“I used to think I knew everything. I was a “smart person” who “got things done,” and because of that, the higher I climbed, the more I could look down and scoff at what seemed silly or simple, even religion.
But I realized something as I drove home that night: that I am neither better nor smarter, only luckier. And I should be ashamed of thinking I knew everything, because you can know the whole world and still feel lost in it. So many people are in pain-no matter how smart or accomplished-they cry, they yearn, they hurt. But instead of looking down on things, they look up, which is where I should have been looking, too. Because when the world quiets to the sound of your own breathing, we all want the same things: comfort, love, and a peaceful heart.”
― Mitch Albom, Have a Little Faith: a True Story
One day you’ll look back, and realize how you treated me. And maybe, if you finally grew up, just maybe, you’ll have enough heart to actually feel bad about it.
I’ve read this article earlier and I just want to share my thoughts on one of the points raised by the author and something I’d like to call my algorithm for finding happiness.
The author writes:
Decide what you want from life
To increase your satisfaction in life, you have to decide what you want from it. We often compare ourselves with others and think we want what they have, but everybody is different and just because something makes somebody else happy it doesn’t mean that it is right for you. Stop comparing yourself with others and feeling pressured to strive for goals that aren’t on your personal to-do list (such as starting a family, earning more money or buying your own home). Think about what you want and what would make you happy.
So apparently, to survive a quarter-life crisis, one must decide what it is that makes him/her happy. But this question has been boggling me for years – long enough for me to believe that I can’t really tell for certain unless I try to explore and experience different things, even those beyond my comfort zone. (Note that the operative word here is try.)
This is where my algorithm comes in.
If you know me, you’ll get a clear picture of my trial and error method in finding happiness. I made a code snippet just now to show you my algorithm. (Oops! Did I mention that I’m a programmer? But let’s not argue on, nor discuss technicalities here. Save it for later.)
If you’re not into programming (and can’t make sense of the above image), basically, it means that I try do things which I feel can bring me happiness (has potential happiness value, that is) and see for myself whether or not it actually does.
For instance, mountaineering has caught my interest long before and I finally decided to give it a go just recently. And because I loved and enjoyed the experience so much, I’m going to another climb this Sunday!
Needless to say, there are a lot of ways to find happiness out there. If you have a better algorithm or a different approach, let me know! We can discuss it over a cup of coffee or two. 😀
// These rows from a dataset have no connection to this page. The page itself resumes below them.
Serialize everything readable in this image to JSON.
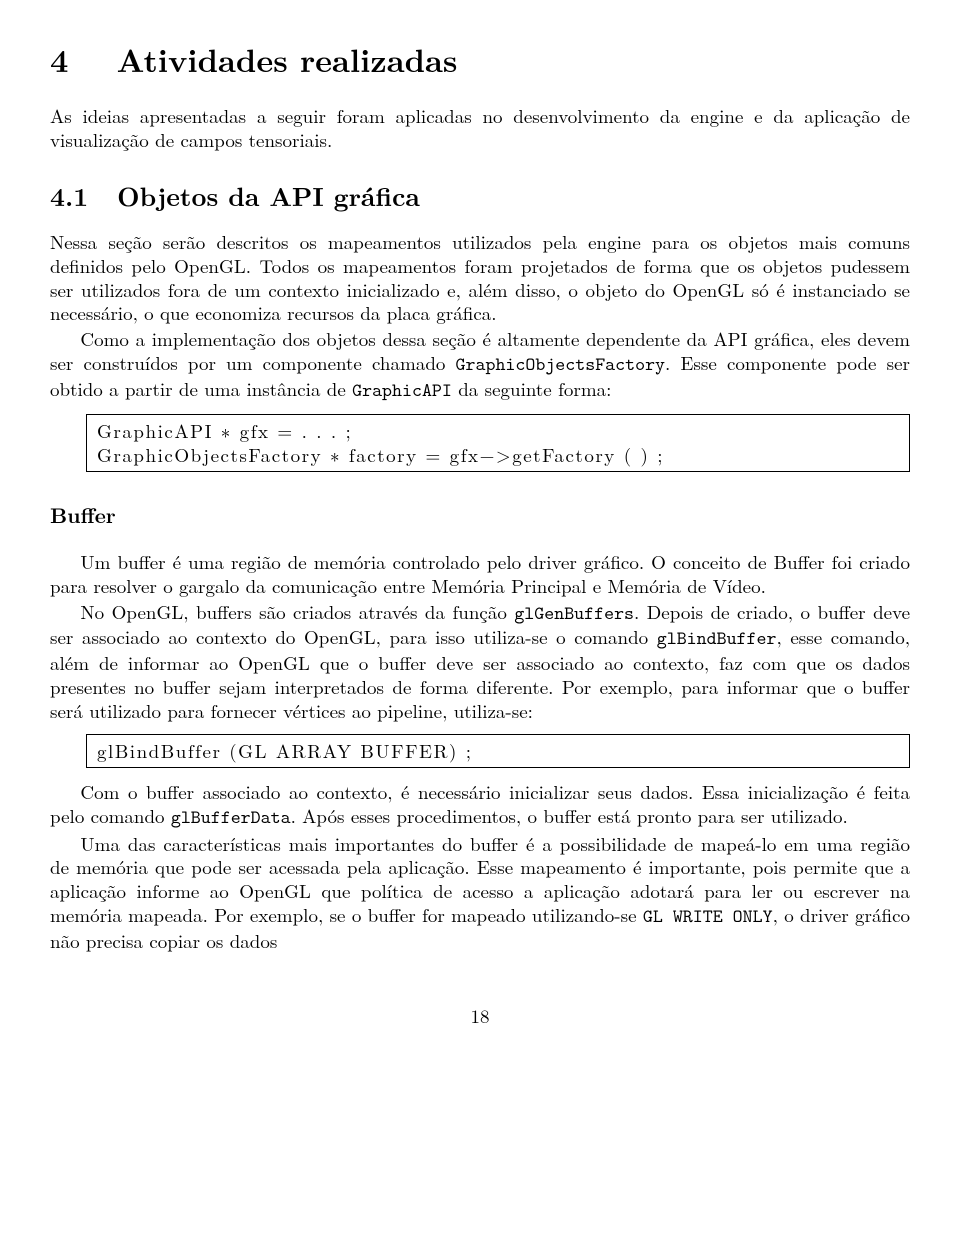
{
  "section": {
    "number": "4",
    "title": "Atividades realizadas",
    "intro": "As ideias apresentadas a seguir foram aplicadas no desenvolvimento da engine e da aplicação de visualização de campos tensoriais."
  },
  "subsection": {
    "number": "4.1",
    "title": "Objetos da API gráfica",
    "p1a": "Nessa seção serão descritos os mapeamentos utilizados pela engine para os objetos mais comuns definidos pelo OpenGL. Todos os mapeamentos foram projetados de forma que os objetos pudessem ser utilizados fora de um contexto inicializado e, além disso, o objeto do OpenGL só é instanciado se necessário, o que economiza recursos da placa gráfica.",
    "p2a": "Como a implementação dos objetos dessa seção é altamente dependente da API gráfica, eles devem ser construídos por um componente chamado ",
    "p2code": "GraphicObjectsFactory",
    "p2b": ". Esse componente pode ser obtido a partir de uma instância de ",
    "p2code2": "GraphicAPI",
    "p2c": " da seguinte forma:",
    "codebox1": "GraphicAPI ∗ gfx = . . . ;\nGraphicObjectsFactory ∗ factory = gfx−>getFactory ( ) ;"
  },
  "buffer": {
    "title": "Buffer",
    "p1": "Um buffer é uma região de memória controlado pelo driver gráfico. O conceito de Buffer foi criado para resolver o gargalo da comunicação entre Memória Principal e Memória de Vídeo.",
    "p2a": "No OpenGL, buffers são criados através da função ",
    "p2code": "glGenBuffers",
    "p2b": ". Depois de criado, o buffer deve ser associado ao contexto do OpenGL, para isso utiliza-se o comando ",
    "p2code2": "glBindBuffer",
    "p2c": ", esse comando, além de informar ao OpenGL que o buffer deve ser associado ao contexto, faz com que os dados presentes no buffer sejam interpretados de forma diferente. Por exemplo, para informar que o buffer será utilizado para fornecer vértices ao pipeline, utiliza-se:",
    "codebox2": "glBindBuffer (GL ARRAY BUFFER) ;",
    "p3a": "Com o buffer associado ao contexto, é necessário inicializar seus dados. Essa inicialização é feita pelo comando ",
    "p3code": "glBufferData",
    "p3b": ". Após esses procedimentos, o buffer está pronto para ser utilizado.",
    "p4a": "Uma das características mais importantes do buffer é a possibilidade de mapeá-lo em uma região de memória que pode ser acessada pela aplicação. Esse mapeamento é importante, pois permite que a aplicação informe ao OpenGL que política de acesso a aplicação adotará para ler ou escrever na memória mapeada. Por exemplo, se o buffer for mapeado utilizando-se ",
    "p4code": "GL WRITE ONLY",
    "p4b": ", o driver gráfico não precisa copiar os dados"
  },
  "page_number": "18"
}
First Posted: June 5, 2012
Love is an untamed force. When we try to control it, it destroys us. When we try to imprison it, it enslaves us. When we try to understand it, it leaves us feeling lost and confused.